As Football comes under pressure to go carbon neutral, one major source of emissions remains the stadiums that need to be built for every world cup, something Qatar seeks to address. But critics remain unconvinced that supposedly sustainable stadiums are enough to tackle the issue.
Football inspires, it brings people together and is like a religion to some – as we may well see at the Women's World Cup final in France on Sunday. But football also has its downsides: heaps of rubbish, squandering of water and a big CO2 footprint.
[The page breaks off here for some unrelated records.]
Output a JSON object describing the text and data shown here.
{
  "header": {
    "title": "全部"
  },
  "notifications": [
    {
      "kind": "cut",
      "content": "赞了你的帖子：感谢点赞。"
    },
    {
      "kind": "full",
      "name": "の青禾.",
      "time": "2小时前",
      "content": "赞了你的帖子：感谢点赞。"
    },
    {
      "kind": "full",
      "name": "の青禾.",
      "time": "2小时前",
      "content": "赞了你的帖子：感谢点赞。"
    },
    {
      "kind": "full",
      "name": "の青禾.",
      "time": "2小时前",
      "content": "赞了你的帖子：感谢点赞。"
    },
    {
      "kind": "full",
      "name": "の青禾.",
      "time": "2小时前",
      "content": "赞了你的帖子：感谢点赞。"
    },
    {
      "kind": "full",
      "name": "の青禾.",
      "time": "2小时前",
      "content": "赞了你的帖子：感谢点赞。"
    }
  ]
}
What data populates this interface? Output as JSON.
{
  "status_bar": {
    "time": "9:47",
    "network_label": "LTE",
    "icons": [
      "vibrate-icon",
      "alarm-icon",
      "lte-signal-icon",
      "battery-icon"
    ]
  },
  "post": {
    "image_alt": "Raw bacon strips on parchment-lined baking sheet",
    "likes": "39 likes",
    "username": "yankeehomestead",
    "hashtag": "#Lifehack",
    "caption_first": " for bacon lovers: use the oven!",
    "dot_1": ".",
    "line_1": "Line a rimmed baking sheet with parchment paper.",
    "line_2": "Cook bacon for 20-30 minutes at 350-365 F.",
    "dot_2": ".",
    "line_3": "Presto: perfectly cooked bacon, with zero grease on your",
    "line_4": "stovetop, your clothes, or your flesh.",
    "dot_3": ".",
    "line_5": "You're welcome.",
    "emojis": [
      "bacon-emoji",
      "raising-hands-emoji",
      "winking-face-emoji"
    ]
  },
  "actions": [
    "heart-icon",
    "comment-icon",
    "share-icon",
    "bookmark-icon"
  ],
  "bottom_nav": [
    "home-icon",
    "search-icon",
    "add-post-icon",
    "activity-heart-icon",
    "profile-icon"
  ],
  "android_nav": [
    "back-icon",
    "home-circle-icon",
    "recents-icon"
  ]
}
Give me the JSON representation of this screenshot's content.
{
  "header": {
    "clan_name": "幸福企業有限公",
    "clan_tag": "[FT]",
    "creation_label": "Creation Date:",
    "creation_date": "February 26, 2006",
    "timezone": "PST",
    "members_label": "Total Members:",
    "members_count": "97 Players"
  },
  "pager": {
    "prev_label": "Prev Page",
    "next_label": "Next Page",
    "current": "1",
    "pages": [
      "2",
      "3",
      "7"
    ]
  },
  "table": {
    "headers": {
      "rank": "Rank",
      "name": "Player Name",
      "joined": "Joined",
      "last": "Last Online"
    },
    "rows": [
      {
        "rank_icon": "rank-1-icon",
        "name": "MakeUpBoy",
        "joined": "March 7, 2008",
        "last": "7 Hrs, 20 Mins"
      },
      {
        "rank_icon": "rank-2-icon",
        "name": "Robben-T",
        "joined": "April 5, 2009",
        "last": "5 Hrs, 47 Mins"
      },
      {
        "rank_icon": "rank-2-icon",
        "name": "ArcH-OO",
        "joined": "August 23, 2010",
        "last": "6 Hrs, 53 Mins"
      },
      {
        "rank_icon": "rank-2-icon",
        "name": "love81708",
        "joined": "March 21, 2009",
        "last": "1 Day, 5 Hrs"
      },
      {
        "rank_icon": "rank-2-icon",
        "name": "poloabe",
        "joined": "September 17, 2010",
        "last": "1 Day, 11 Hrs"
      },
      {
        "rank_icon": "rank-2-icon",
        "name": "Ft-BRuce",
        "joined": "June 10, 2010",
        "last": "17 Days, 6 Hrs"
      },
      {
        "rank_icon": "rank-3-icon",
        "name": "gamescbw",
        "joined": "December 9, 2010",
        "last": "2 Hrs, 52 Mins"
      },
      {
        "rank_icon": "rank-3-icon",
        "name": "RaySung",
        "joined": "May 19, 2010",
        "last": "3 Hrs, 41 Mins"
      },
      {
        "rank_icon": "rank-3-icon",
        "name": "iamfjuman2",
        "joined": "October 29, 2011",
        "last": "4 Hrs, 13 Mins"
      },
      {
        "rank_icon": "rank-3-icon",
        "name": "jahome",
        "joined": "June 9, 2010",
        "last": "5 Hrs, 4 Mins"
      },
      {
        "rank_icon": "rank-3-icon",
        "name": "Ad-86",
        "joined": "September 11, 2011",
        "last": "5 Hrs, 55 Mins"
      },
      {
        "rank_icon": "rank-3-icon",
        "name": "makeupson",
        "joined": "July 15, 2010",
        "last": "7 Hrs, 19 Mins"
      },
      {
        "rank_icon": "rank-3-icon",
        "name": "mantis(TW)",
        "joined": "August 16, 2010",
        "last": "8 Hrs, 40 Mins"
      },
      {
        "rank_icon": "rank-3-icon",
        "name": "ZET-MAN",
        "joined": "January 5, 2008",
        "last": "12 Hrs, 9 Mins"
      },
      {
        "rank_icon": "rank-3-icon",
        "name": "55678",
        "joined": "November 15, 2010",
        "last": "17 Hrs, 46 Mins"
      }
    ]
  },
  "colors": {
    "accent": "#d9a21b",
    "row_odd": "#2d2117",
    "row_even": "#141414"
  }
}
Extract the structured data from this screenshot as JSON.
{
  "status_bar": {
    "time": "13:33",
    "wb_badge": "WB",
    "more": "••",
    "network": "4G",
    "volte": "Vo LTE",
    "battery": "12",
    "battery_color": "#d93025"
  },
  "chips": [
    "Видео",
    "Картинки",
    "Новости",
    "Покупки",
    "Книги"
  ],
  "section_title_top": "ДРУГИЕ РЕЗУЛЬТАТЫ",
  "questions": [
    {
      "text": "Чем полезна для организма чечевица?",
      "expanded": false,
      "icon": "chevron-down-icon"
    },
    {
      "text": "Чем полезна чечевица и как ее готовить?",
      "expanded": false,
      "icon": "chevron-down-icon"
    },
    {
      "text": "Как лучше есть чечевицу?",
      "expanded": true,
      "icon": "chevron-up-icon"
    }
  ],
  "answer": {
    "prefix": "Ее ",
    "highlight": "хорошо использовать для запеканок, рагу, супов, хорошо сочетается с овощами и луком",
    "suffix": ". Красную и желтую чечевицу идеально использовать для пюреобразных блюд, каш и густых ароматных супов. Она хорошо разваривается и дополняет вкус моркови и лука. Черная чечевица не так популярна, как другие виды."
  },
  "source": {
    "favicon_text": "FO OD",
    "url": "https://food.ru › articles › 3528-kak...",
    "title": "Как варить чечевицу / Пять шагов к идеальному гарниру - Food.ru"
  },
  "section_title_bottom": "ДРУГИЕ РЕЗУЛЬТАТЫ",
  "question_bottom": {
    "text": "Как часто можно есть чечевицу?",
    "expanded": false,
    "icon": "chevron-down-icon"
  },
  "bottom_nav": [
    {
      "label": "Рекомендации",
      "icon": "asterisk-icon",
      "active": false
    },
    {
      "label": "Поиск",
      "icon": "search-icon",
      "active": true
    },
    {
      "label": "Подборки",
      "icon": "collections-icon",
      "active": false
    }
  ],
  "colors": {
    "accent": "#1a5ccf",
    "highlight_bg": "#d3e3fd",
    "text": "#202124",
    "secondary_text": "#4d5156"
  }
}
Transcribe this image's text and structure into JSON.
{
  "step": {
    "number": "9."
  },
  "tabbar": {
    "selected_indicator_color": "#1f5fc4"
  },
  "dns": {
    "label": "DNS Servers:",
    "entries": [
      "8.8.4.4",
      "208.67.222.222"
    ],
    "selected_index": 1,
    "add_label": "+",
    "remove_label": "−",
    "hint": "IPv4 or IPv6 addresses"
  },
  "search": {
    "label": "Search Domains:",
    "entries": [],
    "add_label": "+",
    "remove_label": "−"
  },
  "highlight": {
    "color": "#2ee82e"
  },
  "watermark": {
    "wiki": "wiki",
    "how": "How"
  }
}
The Life Tackle initiative now wants to change that.
Bulgaria will take part in a joint bid to host the 2030 FIFA World Cup, Prime Minister Boyko Borissov announced on Friday (2 November), together with Serbia, Greece and Romania, a format dubbed by diplomats and journalists “the Orthodox Four”.
European football’s top official fears superstar footballers with ongoing court cases, like Messi and Neymar, could be refused access to the UK after Brexit. He even indicated that European matches could be held elsewhere in a worst case scenario.